AhmedF recently wrote at techsoapbox about a new annoyance we’ve been seeing around the blogosphere today. Made-for-Linkbait blogs and sites–or MFL he calls it. Well, linkbaiting is not actually new, but it seems to be getting worse. People are already noticing how increasingly easy it is to take advantage of bloggers’ tendency to link to stuff they find interesting or useful.
I’ve covered shortcomings of user-generated content sites like Digg before. I’ve pointed out how people quickly jump on a bandwagon without checking facts. It seems one of the first things to go with user-generated content is fact-checking.

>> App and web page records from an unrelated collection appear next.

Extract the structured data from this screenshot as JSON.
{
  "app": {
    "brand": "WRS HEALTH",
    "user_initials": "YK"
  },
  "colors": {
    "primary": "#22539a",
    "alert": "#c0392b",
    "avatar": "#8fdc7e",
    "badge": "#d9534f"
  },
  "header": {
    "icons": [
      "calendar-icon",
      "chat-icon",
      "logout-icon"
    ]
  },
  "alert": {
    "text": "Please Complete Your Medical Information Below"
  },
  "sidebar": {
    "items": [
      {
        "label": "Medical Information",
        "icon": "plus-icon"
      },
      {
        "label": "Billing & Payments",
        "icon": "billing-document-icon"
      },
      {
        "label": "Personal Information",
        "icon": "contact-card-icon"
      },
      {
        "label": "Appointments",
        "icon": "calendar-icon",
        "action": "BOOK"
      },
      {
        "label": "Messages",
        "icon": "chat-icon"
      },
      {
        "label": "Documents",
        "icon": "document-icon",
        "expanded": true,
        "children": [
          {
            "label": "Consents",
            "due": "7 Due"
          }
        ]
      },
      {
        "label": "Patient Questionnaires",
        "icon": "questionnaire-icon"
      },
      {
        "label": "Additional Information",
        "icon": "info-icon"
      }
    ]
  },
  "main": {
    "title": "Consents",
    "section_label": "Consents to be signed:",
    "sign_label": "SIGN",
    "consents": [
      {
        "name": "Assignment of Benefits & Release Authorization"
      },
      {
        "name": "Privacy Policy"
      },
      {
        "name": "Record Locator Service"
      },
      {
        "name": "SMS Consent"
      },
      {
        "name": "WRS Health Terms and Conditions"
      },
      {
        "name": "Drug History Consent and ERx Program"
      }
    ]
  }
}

And so we have sites that spring up overnight with some sensational headline, grab a ton of links, and then a few months later either have ads thrown all over them or are redirected to another site for SEO-benefits (after gaining a few hundred diverse links).
Linkbaiting is one of the oldest tricks in the book, as SEOs would say. But the problem is getting big today because social bookmarkers and social news sites are being gamed for linklove’s sake. Take DIGG, for example. I’ve been noticing blogs that mostly publish made-for-DIGG headlines and articles.
Yes, there is a formula for increasing the likelihood of getting DUGG frontpage. This includes writing about top ten (or five, or 20) lists, tech rumors, and the like. Articles should also be matched with very catchy headlines and very timely submission to DIGG. Add the power of the DIGG army (and a prayer not to get buried because of gaming) and you’ve got yourself a front page DIGG.
I should know. I tried doing that a while back, quite successfully if I may say. My technique? I wrote about Apple stuff. And I didn’t exactly write baseless material. A good number of my posts were pretty useful, I think. But the fact that the articles were about Apple touched on the passions of the Apple-loving crowd, who probably thought the articles were news- or share-worthy. So they DUGG away, resulting to a ton of traffic and linkage in the process.
However, I wouldn’t say that everything on the DIGG homepage is borne from linkbait articles or blog posts. I still believe, to some extent, in the democratic aspect of DIGG. True, it can be easily gamed (something I’ve also tried to experiment with one time or another). And there’s the mob mentality. But ultimately, a good majority of content there is found to be useful by the DIGG crowd one way or another. Arguably, this is not a representative sample of the general Internet-using population (as most DIGGers are from the geek crowd), but still they fulfill one purpose of DIGG, which is to determine what’s important to the crowd that uses it.
Also, not all articles with catchy headlines are linkbait. And not all popularly linked-to articles are borne from linkbait. There are the truly useful articles that people get to publish. Some bloggers are even natural at getting linked to–these are usually the A-listers who have large followings. It gets to be question of circularity. Are you linked to because you’re popular? Or are you popular because a lot of people link to you?
So what is linkbait? What is not? This is probably more difficult to define than the made-for-adsense sites that everybody loves to hate. I would tend to agree with how The Sheriff at Jack of All Blogs sees it.
There’s nothing wrong with publishing something really useful and having people link to your work. You’re doing a service to the community, after all. But if all you’re doing is some sensationalizing, with having a lot of people linking to you as the primary intention and motivation, then hold up, dude. There’s something wrong with your reasoning. And this is one of the pitfalls of social media, and a drawback of social bookmarking and social news sites.
If you’re writing material with the intention of sharing information, helping out other people, and you get a ton of links in the process, then good for you. But if your primary motivation is the linklove, then somehow your intentions are questionable.
Then again, it’s still difficult to know what is linkbait and what is not. But if you’re looking at blogs, you’ll probably see a pattern. If all that a blog publishes is sensationalized or baseless material, usually banking on the current popular topics, then that’s linkbait. More so if it’s mostly rumor-mongering, and if it capitalizes on human passions and emotions (love for Apple, hatred for Windows, or even organizational/political affiliations!).
Made-for-AdSense blogs and sites that pollute search engine reults pages are the problem of Google, Yahoo!, MSN, et al. Linkbait, though, is a problem bloggers have to face. It’s best to do research, check facts and think critically.
Just make sure you think twice before you link! For all you know, you might have bit the bait, and you’re in for it hook line and sinker.